_Extracted data_
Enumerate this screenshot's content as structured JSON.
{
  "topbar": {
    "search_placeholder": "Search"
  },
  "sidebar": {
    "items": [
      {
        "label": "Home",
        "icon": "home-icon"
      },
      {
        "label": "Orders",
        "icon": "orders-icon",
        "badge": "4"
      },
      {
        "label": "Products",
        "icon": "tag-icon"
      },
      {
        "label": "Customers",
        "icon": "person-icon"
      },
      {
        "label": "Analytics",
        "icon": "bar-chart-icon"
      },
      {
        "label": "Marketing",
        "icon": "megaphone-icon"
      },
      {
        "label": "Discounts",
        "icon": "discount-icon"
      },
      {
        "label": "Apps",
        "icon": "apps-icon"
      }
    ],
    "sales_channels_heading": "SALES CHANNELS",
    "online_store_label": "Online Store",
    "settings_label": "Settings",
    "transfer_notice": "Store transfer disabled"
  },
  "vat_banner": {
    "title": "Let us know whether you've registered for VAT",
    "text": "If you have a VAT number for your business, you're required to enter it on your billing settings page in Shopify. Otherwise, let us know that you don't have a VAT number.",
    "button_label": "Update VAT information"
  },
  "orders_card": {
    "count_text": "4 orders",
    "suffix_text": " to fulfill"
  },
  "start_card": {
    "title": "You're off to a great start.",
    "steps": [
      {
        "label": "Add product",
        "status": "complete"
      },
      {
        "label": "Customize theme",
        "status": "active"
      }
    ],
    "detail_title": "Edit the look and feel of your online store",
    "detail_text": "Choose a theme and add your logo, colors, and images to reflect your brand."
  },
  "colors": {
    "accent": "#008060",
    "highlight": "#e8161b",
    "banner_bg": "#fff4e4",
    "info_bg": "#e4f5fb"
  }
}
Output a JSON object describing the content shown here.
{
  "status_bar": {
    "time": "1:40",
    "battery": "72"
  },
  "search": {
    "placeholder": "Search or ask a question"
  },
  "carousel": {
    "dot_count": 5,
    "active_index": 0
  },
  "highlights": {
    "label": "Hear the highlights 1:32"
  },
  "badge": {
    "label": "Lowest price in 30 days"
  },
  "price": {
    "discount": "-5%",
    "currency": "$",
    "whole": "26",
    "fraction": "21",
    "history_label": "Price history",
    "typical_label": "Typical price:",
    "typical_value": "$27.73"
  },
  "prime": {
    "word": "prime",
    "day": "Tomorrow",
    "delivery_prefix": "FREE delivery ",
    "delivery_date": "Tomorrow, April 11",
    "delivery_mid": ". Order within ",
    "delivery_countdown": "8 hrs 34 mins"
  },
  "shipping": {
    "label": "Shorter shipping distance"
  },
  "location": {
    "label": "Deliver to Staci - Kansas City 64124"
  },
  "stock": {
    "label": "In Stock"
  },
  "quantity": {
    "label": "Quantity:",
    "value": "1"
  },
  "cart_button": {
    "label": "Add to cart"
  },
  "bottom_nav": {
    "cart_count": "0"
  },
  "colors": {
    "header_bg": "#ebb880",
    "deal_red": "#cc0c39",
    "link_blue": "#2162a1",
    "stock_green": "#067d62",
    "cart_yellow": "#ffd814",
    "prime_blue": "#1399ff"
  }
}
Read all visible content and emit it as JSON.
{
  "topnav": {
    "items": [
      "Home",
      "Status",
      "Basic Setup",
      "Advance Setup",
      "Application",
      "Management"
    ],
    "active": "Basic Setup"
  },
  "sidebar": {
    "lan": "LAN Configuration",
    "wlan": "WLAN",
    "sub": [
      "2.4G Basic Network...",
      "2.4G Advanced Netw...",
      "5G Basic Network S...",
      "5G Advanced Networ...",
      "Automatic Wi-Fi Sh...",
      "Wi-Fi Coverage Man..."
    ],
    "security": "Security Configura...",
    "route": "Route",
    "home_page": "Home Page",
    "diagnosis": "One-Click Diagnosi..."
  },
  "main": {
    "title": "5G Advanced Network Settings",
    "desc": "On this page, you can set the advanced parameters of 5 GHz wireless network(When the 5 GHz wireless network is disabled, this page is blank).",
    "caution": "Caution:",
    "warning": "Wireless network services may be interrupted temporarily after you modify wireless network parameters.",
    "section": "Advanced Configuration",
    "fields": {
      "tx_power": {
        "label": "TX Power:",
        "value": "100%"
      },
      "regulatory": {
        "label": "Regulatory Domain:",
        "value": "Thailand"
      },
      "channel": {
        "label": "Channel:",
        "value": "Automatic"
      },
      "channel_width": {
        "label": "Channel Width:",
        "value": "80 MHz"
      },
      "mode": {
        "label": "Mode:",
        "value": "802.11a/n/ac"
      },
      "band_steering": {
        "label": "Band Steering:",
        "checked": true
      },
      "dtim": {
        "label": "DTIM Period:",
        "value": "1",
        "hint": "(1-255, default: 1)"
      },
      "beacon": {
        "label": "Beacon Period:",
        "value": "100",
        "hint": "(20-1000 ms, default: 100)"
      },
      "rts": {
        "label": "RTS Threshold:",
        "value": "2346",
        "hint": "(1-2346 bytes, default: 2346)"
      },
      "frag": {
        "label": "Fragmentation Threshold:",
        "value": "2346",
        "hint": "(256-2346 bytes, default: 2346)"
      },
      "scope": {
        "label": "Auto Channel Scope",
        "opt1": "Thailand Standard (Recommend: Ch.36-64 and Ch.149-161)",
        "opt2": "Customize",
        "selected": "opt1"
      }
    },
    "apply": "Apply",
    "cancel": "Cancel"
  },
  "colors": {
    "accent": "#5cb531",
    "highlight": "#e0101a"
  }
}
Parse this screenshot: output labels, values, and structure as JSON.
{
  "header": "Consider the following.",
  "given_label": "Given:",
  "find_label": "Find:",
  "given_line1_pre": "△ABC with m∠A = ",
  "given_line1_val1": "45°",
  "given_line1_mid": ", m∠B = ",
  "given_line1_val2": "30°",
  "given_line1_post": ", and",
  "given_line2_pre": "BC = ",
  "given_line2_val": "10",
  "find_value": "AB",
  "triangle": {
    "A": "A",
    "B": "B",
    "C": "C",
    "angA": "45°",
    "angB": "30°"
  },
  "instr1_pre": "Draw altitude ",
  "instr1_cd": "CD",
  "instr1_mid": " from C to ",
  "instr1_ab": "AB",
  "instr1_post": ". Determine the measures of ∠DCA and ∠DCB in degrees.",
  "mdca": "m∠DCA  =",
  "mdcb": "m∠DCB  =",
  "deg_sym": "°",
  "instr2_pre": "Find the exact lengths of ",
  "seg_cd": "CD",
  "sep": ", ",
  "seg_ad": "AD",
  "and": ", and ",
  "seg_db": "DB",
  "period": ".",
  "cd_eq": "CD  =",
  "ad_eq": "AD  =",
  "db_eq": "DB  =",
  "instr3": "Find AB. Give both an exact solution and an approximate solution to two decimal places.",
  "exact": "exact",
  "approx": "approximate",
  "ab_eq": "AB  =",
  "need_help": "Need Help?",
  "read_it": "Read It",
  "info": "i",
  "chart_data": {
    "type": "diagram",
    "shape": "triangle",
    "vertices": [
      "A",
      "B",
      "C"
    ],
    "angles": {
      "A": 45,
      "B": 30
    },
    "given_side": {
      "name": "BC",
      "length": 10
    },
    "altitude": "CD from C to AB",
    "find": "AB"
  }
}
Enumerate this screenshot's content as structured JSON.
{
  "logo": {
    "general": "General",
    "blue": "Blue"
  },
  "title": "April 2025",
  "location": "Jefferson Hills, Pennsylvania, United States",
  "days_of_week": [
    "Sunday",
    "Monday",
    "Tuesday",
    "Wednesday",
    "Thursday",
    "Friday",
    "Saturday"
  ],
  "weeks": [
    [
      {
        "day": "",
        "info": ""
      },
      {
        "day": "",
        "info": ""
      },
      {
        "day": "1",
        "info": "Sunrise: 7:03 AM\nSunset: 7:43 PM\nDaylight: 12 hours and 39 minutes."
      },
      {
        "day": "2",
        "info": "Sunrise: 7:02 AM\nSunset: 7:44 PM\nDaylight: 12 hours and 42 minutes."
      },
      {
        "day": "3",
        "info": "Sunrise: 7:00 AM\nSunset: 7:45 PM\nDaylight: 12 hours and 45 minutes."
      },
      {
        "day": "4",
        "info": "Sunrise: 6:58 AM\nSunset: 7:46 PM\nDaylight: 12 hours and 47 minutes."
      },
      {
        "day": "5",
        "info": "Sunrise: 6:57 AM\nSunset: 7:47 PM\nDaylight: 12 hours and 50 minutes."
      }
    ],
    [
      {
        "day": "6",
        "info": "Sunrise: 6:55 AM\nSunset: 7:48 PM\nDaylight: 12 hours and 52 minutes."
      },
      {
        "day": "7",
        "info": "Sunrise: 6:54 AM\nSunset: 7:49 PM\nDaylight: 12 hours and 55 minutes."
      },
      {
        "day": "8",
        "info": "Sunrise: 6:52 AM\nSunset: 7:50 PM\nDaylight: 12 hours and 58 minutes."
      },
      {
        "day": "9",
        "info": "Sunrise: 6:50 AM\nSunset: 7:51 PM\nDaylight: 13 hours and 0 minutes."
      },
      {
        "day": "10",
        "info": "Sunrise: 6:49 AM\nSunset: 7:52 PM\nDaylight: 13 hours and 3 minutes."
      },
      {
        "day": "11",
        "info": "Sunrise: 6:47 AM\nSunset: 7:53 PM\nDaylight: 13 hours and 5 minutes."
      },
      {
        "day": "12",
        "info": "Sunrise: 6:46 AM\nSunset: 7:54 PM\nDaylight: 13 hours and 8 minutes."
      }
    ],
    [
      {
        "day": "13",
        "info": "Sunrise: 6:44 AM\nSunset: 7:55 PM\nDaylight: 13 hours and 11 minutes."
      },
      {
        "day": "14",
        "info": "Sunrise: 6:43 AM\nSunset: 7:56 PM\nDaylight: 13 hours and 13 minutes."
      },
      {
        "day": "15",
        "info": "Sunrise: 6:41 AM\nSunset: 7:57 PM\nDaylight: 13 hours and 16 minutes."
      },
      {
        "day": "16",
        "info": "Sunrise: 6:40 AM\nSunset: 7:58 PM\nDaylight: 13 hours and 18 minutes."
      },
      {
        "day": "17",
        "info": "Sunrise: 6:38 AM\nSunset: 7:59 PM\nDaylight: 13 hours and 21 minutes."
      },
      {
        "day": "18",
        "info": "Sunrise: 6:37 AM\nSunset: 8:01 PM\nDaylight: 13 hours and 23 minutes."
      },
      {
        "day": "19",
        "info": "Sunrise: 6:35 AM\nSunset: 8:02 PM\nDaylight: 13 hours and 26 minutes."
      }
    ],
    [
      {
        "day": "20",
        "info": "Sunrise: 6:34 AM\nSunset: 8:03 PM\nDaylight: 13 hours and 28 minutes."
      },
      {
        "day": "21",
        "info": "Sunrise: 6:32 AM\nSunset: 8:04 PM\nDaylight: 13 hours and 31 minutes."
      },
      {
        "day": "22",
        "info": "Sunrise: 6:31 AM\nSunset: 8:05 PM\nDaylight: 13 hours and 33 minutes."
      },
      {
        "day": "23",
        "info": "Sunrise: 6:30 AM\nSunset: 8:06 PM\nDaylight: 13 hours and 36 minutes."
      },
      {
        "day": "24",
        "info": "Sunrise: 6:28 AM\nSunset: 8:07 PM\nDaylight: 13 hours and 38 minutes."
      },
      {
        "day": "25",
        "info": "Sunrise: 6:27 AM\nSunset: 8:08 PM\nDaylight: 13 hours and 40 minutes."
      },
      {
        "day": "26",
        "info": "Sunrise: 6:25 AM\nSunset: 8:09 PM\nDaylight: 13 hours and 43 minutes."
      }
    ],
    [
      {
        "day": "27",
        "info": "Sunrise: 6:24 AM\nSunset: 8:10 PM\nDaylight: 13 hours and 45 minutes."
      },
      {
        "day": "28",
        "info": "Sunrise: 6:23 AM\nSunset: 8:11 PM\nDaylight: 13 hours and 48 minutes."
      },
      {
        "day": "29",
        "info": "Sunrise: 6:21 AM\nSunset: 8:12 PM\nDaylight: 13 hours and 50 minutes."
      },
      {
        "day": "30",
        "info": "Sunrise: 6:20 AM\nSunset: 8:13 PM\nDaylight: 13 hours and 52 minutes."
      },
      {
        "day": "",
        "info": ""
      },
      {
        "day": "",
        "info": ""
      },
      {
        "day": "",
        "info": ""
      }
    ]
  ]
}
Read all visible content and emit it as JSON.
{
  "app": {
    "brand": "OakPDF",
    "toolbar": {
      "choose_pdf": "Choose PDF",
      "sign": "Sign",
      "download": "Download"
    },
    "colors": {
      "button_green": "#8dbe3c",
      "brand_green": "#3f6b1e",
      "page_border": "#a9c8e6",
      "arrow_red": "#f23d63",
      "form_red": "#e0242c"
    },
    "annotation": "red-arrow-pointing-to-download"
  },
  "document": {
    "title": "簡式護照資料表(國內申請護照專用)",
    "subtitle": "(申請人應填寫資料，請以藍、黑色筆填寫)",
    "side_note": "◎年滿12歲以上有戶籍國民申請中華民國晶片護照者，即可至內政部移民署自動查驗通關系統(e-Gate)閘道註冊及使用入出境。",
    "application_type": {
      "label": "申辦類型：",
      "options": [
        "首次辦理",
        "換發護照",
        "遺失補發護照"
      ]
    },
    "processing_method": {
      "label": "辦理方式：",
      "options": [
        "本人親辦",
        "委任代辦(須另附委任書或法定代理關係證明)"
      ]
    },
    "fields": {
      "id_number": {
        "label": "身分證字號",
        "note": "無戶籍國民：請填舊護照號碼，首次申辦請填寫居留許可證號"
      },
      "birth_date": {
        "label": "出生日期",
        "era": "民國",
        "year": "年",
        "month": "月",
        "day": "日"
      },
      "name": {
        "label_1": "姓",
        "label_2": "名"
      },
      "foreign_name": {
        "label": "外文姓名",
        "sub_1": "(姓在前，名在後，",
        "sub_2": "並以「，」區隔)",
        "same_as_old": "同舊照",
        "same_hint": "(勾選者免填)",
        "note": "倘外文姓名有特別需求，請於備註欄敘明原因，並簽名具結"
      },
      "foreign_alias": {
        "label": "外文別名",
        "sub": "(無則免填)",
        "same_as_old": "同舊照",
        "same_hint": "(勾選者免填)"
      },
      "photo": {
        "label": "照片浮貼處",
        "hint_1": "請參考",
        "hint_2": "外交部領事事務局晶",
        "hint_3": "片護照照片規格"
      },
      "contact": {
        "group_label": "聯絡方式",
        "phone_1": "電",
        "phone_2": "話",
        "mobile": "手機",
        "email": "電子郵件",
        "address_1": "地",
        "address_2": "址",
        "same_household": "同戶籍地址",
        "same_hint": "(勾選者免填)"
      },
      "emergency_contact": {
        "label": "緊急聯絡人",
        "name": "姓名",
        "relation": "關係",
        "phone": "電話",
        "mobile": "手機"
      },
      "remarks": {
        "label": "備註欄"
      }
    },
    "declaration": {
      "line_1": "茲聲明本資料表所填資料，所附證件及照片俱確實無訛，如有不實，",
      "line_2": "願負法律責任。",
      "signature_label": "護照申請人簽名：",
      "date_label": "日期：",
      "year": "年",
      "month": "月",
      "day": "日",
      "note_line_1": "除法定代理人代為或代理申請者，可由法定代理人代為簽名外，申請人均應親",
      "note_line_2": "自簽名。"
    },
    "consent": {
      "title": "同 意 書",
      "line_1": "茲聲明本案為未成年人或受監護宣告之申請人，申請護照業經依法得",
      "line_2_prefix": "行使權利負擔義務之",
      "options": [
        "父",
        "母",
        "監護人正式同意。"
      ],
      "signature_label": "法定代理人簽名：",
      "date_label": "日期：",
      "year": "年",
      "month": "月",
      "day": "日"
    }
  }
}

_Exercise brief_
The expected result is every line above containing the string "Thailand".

_Output of the task_
        "value": "Thailand"
        "opt1": "Thailand Standard (Recommend: Ch.36-64 and Ch.149-161)",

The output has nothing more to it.